START The records

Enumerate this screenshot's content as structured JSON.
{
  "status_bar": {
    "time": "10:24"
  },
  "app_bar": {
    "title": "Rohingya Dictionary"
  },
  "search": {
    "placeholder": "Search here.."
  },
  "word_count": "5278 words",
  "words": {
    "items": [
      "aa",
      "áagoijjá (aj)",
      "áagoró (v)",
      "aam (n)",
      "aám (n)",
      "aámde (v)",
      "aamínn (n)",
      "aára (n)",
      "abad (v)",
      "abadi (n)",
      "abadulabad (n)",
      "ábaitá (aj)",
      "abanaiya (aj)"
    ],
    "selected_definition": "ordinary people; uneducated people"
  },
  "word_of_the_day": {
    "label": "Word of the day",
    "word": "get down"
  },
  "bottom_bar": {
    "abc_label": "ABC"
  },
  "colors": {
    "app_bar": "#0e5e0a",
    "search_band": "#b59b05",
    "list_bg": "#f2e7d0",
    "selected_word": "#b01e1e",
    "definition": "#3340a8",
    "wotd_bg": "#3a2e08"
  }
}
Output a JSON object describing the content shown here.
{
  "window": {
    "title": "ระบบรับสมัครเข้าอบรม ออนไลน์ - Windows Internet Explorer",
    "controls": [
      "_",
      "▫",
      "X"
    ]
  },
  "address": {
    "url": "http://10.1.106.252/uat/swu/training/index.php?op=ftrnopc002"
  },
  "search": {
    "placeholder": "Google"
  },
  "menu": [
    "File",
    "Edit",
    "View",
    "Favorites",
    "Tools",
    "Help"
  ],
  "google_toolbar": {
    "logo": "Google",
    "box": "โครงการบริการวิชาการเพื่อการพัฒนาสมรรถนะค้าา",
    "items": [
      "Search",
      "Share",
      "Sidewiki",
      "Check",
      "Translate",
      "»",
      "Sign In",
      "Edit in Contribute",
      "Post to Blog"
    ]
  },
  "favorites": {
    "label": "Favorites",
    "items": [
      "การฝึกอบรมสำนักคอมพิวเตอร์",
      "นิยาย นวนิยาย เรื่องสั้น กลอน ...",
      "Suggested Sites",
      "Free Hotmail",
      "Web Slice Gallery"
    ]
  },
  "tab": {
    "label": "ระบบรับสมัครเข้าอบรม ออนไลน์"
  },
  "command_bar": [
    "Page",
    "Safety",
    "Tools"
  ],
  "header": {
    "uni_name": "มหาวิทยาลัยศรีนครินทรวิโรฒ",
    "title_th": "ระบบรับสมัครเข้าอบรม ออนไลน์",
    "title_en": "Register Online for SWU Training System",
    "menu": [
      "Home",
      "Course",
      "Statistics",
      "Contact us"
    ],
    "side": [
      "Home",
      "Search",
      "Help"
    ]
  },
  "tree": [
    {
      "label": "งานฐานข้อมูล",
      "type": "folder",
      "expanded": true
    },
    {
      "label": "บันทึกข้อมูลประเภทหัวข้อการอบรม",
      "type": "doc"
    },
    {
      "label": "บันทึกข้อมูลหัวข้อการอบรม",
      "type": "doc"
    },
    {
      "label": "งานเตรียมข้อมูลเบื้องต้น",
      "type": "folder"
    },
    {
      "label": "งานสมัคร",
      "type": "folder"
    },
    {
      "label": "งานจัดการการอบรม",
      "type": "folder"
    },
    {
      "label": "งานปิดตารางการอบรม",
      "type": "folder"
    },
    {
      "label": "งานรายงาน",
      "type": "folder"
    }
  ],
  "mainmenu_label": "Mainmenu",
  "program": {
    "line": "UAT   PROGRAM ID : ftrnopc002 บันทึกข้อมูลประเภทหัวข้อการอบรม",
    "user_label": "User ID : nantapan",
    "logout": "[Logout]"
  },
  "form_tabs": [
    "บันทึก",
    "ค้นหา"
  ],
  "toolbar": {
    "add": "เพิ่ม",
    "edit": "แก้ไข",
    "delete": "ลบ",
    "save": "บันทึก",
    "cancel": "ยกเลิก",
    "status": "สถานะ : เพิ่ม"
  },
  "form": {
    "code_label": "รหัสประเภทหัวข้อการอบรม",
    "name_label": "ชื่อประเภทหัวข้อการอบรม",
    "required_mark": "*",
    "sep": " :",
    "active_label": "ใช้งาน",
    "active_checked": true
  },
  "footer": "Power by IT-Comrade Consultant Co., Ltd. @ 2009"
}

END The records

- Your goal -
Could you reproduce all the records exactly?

- Your solution -
Enumerate this screenshot's content as structured JSON.
{
  "status_bar": {
    "time": "10:24"
  },
  "app_bar": {
    "title": "Rohingya Dictionary"
  },
  "search": {
    "placeholder": "Search here.."
  },
  "word_count": "5278 words",
  "words": {
    "items": [
      "aa",
      "áagoijjá (aj)",
      "áagoró (v)",
      "aam (n)",
      "aám (n)",
      "aámde (v)",
      "aamínn (n)",
      "aára (n)",
      "abad (v)",
      "abadi (n)",
      "abadulabad (n)",
      "ábaitá (aj)",
      "abanaiya (aj)"
    ],
    "selected_definition": "ordinary people; uneducated people"
  },
  "word_of_the_day": {
    "label": "Word of the day",
    "word": "get down"
  },
  "bottom_bar": {
    "abc_label": "ABC"
  },
  "colors": {
    "app_bar": "#0e5e0a",
    "search_band": "#b59b05",
    "list_bg": "#f2e7d0",
    "selected_word": "#b01e1e",
    "definition": "#3340a8",
    "wotd_bg": "#3a2e08"
  }
}
Output a JSON object describing the content shown here.
{
  "window": {
    "title": "ระบบรับสมัครเข้าอบรม ออนไลน์ - Windows Internet Explorer",
    "controls": [
      "_",
      "▫",
      "X"
    ]
  },
  "address": {
    "url": "http://10.1.106.252/uat/swu/training/index.php?op=ftrnopc002"
  },
  "search": {
    "placeholder": "Google"
  },
  "menu": [
    "File",
    "Edit",
    "View",
    "Favorites",
    "Tools",
    "Help"
  ],
  "google_toolbar": {
    "logo": "Google",
    "box": "โครงการบริการวิชาการเพื่อการพัฒนาสมรรถนะค้าา",
    "items": [
      "Search",
      "Share",
      "Sidewiki",
      "Check",
      "Translate",
      "»",
      "Sign In",
      "Edit in Contribute",
      "Post to Blog"
    ]
  },
  "favorites": {
    "label": "Favorites",
    "items": [
      "การฝึกอบรมสำนักคอมพิวเตอร์",
      "นิยาย นวนิยาย เรื่องสั้น กลอน ...",
      "Suggested Sites",
      "Free Hotmail",
      "Web Slice Gallery"
    ]
  },
  "tab": {
    "label": "ระบบรับสมัครเข้าอบรม ออนไลน์"
  },
  "command_bar": [
    "Page",
    "Safety",
    "Tools"
  ],
  "header": {
    "uni_name": "มหาวิทยาลัยศรีนครินทรวิโรฒ",
    "title_th": "ระบบรับสมัครเข้าอบรม ออนไลน์",
    "title_en": "Register Online for SWU Training System",
    "menu": [
      "Home",
      "Course",
      "Statistics",
      "Contact us"
    ],
    "side": [
      "Home",
      "Search",
      "Help"
    ]
  },
  "tree": [
    {
      "label": "งานฐานข้อมูล",
      "type": "folder",
      "expanded": true
    },
    {
      "label": "บันทึกข้อมูลประเภทหัวข้อการอบรม",
      "type": "doc"
    },
    {
      "label": "บันทึกข้อมูลหัวข้อการอบรม",
      "type": "doc"
    },
    {
      "label": "งานเตรียมข้อมูลเบื้องต้น",
      "type": "folder"
    },
    {
      "label": "งานสมัคร",
      "type": "folder"
    },
    {
      "label": "งานจัดการการอบรม",
      "type": "folder"
    },
    {
      "label": "งานปิดตารางการอบรม",
      "type": "folder"
    },
    {
      "label": "งานรายงาน",
      "type": "folder"
    }
  ],
  "mainmenu_label": "Mainmenu",
  "program": {
    "line": "UAT   PROGRAM ID : ftrnopc002 บันทึกข้อมูลประเภทหัวข้อการอบรม",
    "user_label": "User ID : nantapan",
    "logout": "[Logout]"
  },
  "form_tabs": [
    "บันทึก",
    "ค้นหา"
  ],
  "toolbar": {
    "add": "เพิ่ม",
    "edit": "แก้ไข",
    "delete": "ลบ",
    "save": "บันทึก",
    "cancel": "ยกเลิก",
    "status": "สถานะ : เพิ่ม"
  },
  "form": {
    "code_label": "รหัสประเภทหัวข้อการอบรม",
    "name_label": "ชื่อประเภทหัวข้อการอบรม",
    "required_mark": "*",
    "sep": " :",
    "active_label": "ใช้งาน",
    "active_checked": true
  },
  "footer": "Power by IT-Comrade Consultant Co., Ltd. @ 2009"
}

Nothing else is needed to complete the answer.